1250 Broadway, 27th Floor New York, NY 10001



While engaging in a game of “fetch” with her custodian, Lola entered a Central Park road and collided with D.C., a cyclist. After the latter filed a personal-injury case against the animal’s human companion alleging negligence and strict liability, motion practice seeking the pre-trial dismissal of the litigation ensued.

In New York State, the "owner" of a domestic animal, such as a dog, is liable for injuries caused by that creature, if that caregiver “knew or should have known of [the animal’s] vicious propensities.”

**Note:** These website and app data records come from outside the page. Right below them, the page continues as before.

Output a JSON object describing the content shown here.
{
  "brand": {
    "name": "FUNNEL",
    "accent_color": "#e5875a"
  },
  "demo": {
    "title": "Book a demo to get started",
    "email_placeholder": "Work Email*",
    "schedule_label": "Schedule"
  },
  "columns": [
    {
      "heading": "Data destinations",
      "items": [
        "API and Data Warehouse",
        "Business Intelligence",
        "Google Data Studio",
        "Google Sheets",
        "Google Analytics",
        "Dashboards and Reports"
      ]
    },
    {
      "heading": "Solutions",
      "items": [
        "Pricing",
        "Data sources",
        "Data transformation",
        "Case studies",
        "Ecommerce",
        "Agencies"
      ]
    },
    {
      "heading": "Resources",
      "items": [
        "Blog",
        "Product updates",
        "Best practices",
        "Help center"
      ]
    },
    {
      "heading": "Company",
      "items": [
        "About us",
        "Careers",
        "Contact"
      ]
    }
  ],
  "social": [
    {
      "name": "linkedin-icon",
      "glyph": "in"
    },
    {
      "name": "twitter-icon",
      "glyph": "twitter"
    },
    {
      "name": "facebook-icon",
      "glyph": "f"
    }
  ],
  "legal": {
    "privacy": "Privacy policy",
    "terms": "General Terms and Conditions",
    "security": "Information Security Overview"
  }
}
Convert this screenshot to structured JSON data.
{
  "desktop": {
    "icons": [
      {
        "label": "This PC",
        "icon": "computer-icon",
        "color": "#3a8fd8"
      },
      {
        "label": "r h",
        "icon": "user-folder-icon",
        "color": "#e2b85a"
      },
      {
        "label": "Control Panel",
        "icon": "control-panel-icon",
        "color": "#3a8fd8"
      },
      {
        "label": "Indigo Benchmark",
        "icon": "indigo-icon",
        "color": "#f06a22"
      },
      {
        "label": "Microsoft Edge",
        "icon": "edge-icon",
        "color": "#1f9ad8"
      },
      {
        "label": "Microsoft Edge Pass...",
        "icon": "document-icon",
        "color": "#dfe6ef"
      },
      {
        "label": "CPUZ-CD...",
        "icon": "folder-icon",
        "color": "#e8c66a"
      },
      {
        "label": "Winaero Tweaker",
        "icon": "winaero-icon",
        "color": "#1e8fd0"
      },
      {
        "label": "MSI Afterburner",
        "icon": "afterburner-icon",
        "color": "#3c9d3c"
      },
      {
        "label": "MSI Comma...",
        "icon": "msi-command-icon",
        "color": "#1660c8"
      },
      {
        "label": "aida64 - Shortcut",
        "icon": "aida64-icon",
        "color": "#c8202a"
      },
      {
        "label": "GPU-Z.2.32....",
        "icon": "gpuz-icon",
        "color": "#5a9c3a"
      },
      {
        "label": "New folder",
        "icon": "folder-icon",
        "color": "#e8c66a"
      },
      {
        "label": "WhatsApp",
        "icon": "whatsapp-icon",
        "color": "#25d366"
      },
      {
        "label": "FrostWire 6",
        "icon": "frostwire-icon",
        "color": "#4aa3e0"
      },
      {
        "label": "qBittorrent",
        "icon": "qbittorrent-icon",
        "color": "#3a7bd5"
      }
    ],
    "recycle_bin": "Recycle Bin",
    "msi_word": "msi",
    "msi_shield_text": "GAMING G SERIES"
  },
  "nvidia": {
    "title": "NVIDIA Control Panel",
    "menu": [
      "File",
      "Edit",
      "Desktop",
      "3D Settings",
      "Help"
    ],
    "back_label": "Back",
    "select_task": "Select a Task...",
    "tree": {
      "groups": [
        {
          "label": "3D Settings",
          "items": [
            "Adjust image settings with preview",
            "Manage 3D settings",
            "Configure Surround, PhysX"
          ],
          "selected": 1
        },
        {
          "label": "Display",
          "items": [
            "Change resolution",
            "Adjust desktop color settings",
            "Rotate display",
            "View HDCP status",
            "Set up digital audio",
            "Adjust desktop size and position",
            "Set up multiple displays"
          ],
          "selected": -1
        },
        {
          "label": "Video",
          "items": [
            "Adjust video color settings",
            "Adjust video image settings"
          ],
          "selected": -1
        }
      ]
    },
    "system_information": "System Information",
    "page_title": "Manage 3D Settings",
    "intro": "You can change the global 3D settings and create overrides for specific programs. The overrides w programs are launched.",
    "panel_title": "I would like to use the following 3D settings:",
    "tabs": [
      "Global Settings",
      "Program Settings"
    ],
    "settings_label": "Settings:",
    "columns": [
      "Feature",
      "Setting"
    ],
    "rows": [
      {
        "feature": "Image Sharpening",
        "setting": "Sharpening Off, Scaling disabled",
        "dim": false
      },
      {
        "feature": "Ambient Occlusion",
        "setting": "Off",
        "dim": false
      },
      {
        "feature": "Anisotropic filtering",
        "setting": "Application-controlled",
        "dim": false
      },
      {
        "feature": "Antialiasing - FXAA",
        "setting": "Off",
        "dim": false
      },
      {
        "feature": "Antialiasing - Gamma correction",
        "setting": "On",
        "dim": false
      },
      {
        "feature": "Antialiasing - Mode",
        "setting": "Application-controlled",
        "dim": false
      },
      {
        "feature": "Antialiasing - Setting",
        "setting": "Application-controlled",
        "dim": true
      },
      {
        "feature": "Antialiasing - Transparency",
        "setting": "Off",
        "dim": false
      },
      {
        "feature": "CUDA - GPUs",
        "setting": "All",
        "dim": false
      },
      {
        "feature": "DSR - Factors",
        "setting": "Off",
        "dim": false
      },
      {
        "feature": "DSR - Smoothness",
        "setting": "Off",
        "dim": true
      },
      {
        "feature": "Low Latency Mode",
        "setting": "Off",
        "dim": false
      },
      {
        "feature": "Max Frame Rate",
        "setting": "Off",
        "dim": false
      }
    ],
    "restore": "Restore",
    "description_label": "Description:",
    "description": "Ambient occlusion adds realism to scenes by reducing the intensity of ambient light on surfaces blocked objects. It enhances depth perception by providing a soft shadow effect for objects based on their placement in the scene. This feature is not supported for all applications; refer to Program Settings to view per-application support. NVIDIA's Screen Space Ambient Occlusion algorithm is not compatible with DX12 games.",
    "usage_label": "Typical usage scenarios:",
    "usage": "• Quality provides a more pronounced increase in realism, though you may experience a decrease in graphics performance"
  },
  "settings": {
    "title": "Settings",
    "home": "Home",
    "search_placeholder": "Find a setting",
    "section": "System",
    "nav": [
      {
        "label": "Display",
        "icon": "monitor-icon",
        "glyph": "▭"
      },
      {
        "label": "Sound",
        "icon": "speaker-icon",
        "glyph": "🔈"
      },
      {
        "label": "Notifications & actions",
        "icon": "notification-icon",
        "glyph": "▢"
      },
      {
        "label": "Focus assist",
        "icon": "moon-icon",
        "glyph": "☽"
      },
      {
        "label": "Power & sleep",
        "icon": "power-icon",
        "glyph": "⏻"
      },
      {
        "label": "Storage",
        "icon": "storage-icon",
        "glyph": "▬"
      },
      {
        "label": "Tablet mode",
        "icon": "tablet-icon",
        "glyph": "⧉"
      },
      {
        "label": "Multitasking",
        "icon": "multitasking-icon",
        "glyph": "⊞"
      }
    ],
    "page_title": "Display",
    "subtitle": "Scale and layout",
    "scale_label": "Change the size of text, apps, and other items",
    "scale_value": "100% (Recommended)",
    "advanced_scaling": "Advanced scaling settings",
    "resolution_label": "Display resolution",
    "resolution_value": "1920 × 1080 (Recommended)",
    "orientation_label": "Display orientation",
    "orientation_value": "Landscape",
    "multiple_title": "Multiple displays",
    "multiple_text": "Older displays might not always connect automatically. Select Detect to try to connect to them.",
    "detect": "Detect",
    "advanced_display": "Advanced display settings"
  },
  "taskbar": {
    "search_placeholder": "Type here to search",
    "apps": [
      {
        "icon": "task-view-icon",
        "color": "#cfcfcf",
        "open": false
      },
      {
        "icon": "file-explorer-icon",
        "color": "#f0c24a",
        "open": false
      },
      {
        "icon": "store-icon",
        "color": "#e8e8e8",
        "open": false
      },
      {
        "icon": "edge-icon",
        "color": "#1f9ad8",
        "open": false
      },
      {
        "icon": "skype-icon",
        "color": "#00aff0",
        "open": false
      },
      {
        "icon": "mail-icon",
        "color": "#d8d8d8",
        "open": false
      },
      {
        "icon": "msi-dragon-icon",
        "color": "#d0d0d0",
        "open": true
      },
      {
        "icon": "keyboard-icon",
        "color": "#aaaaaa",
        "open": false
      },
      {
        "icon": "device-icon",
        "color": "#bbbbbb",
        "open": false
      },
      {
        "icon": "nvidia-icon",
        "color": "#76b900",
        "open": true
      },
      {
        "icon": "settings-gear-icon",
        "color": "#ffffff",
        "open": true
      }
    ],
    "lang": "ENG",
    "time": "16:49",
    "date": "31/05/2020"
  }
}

Apparently, since such knowledge or history didn’t exist in this instance, the New York County Supreme Court granted the defendant's dismissal request and, on appeal, the Appellate Division, First Department, affirmed, noting, in pertinent part, that: "Here, the record is devoid of any evidence that defendant knew or should have known that Lola had a propensity to enter roadways, chase cyclists, or otherwise interfere with traffic.”

Given DC’s failure to show that any of the governing exceptions applied, the AD1 didn’t think liability was triggered -- particularly since nothing unusual was happening here. As it noted, a “dog chasing a ball during a game of fetch is consistent with normal canine behavior.”

That had to bite.

# # #


DC v Schimmel